• Materials provided

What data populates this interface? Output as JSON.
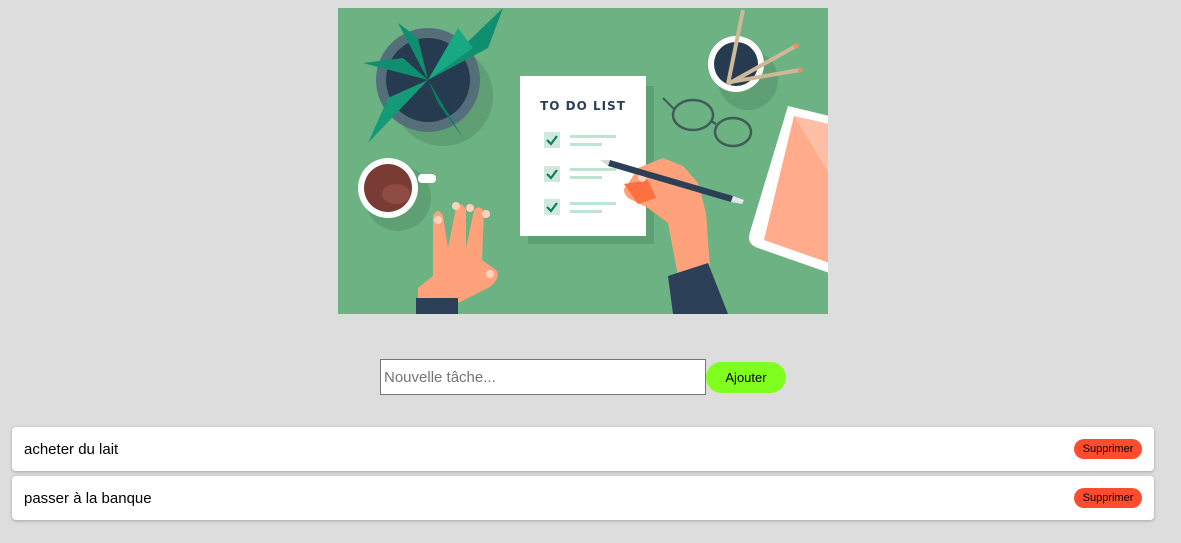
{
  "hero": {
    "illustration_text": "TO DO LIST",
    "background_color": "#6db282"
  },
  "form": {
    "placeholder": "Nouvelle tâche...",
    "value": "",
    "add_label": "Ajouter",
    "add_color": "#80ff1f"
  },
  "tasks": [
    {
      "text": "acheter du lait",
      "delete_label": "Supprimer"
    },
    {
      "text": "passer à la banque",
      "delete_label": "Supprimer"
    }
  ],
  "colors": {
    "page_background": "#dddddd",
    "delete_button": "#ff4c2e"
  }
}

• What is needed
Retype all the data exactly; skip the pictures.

• Solution
What data populates this interface? Output as JSON.
{
  "hero": {
    "illustration_text": "TO DO LIST",
    "background_color": "#6db282"
  },
  "form": {
    "placeholder": "Nouvelle tâche...",
    "value": "",
    "add_label": "Ajouter",
    "add_color": "#80ff1f"
  },
  "tasks": [
    {
      "text": "acheter du lait",
      "delete_label": "Supprimer"
    },
    {
      "text": "passer à la banque",
      "delete_label": "Supprimer"
    }
  ],
  "colors": {
    "page_background": "#dddddd",
    "delete_button": "#ff4c2e"
  }
}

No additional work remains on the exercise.